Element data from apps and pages
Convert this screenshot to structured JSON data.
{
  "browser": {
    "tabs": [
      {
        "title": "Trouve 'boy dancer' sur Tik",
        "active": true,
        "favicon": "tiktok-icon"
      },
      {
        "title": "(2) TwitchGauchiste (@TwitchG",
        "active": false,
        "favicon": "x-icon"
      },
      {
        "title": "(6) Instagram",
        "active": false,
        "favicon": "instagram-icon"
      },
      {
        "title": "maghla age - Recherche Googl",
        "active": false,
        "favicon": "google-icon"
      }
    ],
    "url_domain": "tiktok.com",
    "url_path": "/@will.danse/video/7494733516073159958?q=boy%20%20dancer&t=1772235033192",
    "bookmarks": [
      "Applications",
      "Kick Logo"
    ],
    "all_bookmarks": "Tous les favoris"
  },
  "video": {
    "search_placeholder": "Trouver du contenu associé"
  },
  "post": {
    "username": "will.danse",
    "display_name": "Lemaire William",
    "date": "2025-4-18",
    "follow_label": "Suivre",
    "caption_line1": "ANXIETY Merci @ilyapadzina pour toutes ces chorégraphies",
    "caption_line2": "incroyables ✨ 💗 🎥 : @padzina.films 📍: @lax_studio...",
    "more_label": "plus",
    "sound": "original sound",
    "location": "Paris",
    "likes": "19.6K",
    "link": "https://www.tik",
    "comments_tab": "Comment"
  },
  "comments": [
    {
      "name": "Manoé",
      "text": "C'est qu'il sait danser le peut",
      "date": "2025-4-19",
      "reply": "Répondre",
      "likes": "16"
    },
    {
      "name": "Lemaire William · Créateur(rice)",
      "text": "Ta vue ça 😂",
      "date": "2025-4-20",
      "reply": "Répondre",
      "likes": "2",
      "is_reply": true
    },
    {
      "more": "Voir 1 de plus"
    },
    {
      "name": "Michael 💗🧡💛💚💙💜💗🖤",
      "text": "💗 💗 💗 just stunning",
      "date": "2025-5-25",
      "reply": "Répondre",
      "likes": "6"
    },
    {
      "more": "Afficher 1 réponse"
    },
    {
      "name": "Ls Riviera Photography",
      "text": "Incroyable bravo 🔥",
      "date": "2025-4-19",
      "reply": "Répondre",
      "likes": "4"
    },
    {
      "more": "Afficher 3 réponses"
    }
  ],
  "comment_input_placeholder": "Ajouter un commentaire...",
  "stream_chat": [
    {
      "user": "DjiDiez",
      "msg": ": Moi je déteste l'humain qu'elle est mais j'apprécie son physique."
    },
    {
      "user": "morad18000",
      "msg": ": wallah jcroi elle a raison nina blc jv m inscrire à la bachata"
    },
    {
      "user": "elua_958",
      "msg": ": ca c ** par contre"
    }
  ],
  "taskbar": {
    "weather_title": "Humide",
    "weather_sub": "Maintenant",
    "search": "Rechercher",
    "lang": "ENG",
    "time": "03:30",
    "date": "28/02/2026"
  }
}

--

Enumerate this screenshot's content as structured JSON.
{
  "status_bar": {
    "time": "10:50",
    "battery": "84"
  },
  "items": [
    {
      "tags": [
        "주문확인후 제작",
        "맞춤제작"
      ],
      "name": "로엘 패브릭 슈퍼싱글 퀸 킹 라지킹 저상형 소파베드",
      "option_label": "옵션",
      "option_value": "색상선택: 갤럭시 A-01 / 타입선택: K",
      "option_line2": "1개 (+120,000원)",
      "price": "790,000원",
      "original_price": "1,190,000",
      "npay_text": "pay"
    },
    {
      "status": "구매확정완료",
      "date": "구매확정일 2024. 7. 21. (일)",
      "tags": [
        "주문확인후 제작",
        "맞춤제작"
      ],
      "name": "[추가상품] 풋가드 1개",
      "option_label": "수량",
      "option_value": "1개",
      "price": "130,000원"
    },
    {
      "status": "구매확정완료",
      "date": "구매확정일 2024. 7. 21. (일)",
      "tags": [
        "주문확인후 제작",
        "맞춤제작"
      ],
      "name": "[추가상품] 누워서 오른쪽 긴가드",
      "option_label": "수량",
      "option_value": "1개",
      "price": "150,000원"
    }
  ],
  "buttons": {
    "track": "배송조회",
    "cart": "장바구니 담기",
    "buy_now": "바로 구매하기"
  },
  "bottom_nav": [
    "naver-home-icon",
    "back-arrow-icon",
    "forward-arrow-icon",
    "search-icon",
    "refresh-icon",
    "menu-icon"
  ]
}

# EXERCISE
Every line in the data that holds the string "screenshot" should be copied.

# THE ANSWER
Convert this screenshot to structured JSON data.
Enumerate this screenshot's content as structured JSON.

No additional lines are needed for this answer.